Set down each entry again exactly as written.

* * *

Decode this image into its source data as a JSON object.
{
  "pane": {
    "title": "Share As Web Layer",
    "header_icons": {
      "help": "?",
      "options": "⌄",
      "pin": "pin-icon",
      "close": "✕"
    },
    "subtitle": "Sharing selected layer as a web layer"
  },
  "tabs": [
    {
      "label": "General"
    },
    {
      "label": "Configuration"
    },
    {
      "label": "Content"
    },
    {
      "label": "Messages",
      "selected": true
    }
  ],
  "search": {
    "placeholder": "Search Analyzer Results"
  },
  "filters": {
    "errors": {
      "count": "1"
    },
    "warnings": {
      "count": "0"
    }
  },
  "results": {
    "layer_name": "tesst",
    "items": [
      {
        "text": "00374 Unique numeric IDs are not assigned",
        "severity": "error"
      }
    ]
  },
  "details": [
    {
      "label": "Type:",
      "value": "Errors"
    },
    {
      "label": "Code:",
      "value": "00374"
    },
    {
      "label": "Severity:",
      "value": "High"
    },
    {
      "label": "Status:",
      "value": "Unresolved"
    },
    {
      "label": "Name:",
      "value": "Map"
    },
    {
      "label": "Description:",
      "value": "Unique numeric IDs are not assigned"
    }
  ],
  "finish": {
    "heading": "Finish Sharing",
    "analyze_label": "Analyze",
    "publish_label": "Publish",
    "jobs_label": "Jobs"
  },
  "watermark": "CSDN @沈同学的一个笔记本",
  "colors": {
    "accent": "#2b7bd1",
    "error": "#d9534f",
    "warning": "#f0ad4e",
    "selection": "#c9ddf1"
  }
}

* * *

» Result:
Decode this image into its source data as a JSON object.
{
  "pane": {
    "title": "Share As Web Layer",
    "header_icons": {
      "help": "?",
      "options": "⌄",
      "pin": "pin-icon",
      "close": "✕"
    },
    "subtitle": "Sharing selected layer as a web layer"
  },
  "tabs": [
    {
      "label": "General"
    },
    {
      "label": "Configuration"
    },
    {
      "label": "Content"
    },
    {
      "label": "Messages",
      "selected": true
    }
  ],
  "search": {
    "placeholder": "Search Analyzer Results"
  },
  "filters": {
    "errors": {
      "count": "1"
    },
    "warnings": {
      "count": "0"
    }
  },
  "results": {
    "layer_name": "tesst",
    "items": [
      {
        "text": "00374 Unique numeric IDs are not assigned",
        "severity": "error"
      }
    ]
  },
  "details": [
    {
      "label": "Type:",
      "value": "Errors"
    },
    {
      "label": "Code:",
      "value": "00374"
    },
    {
      "label": "Severity:",
      "value": "High"
    },
    {
      "label": "Status:",
      "value": "Unresolved"
    },
    {
      "label": "Name:",
      "value": "Map"
    },
    {
      "label": "Description:",
      "value": "Unique numeric IDs are not assigned"
    }
  ],
  "finish": {
    "heading": "Finish Sharing",
    "analyze_label": "Analyze",
    "publish_label": "Publish",
    "jobs_label": "Jobs"
  },
  "watermark": "CSDN @沈同学的一个笔记本",
  "colors": {
    "accent": "#2b7bd1",
    "error": "#d9534f",
    "warning": "#f0ad4e",
    "selection": "#c9ddf1"
  }
}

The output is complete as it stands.